Please write out every line of the listing without alteration, but omit the images.

□ □ □ □ □ □ □

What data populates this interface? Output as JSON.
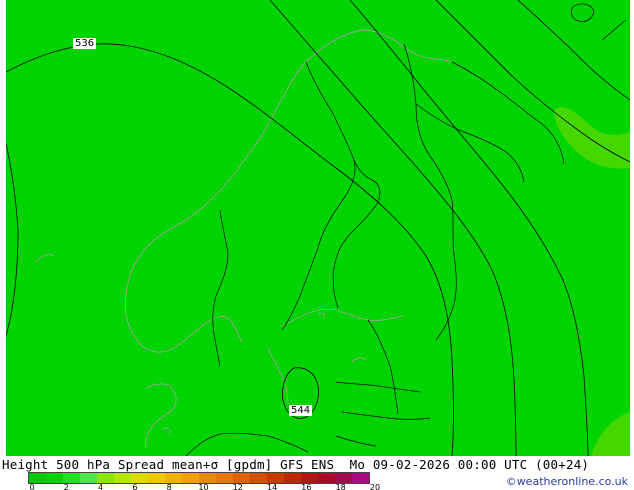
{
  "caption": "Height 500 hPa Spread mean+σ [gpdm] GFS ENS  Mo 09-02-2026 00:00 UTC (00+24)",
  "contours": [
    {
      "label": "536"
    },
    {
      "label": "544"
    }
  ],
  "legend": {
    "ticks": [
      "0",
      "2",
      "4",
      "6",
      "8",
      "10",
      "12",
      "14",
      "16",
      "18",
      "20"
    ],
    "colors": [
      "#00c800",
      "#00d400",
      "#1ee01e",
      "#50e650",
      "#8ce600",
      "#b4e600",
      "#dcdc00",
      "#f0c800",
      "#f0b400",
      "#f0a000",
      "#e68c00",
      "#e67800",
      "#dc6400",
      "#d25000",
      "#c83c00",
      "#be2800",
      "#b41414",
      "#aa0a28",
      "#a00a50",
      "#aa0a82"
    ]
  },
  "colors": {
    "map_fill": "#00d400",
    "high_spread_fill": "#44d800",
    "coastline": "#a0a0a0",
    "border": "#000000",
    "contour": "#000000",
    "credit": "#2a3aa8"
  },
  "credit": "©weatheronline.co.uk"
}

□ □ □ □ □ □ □

• _Task output_
What data populates this interface? Output as JSON.
{
  "caption": "Height 500 hPa Spread mean+σ [gpdm] GFS ENS  Mo 09-02-2026 00:00 UTC (00+24)",
  "contours": [
    {
      "label": "536"
    },
    {
      "label": "544"
    }
  ],
  "legend": {
    "ticks": [
      "0",
      "2",
      "4",
      "6",
      "8",
      "10",
      "12",
      "14",
      "16",
      "18",
      "20"
    ],
    "colors": [
      "#00c800",
      "#00d400",
      "#1ee01e",
      "#50e650",
      "#8ce600",
      "#b4e600",
      "#dcdc00",
      "#f0c800",
      "#f0b400",
      "#f0a000",
      "#e68c00",
      "#e67800",
      "#dc6400",
      "#d25000",
      "#c83c00",
      "#be2800",
      "#b41414",
      "#aa0a28",
      "#a00a50",
      "#aa0a82"
    ]
  },
  "colors": {
    "map_fill": "#00d400",
    "high_spread_fill": "#44d800",
    "coastline": "#a0a0a0",
    "border": "#000000",
    "contour": "#000000",
    "credit": "#2a3aa8"
  },
  "credit": "©weatheronline.co.uk"
}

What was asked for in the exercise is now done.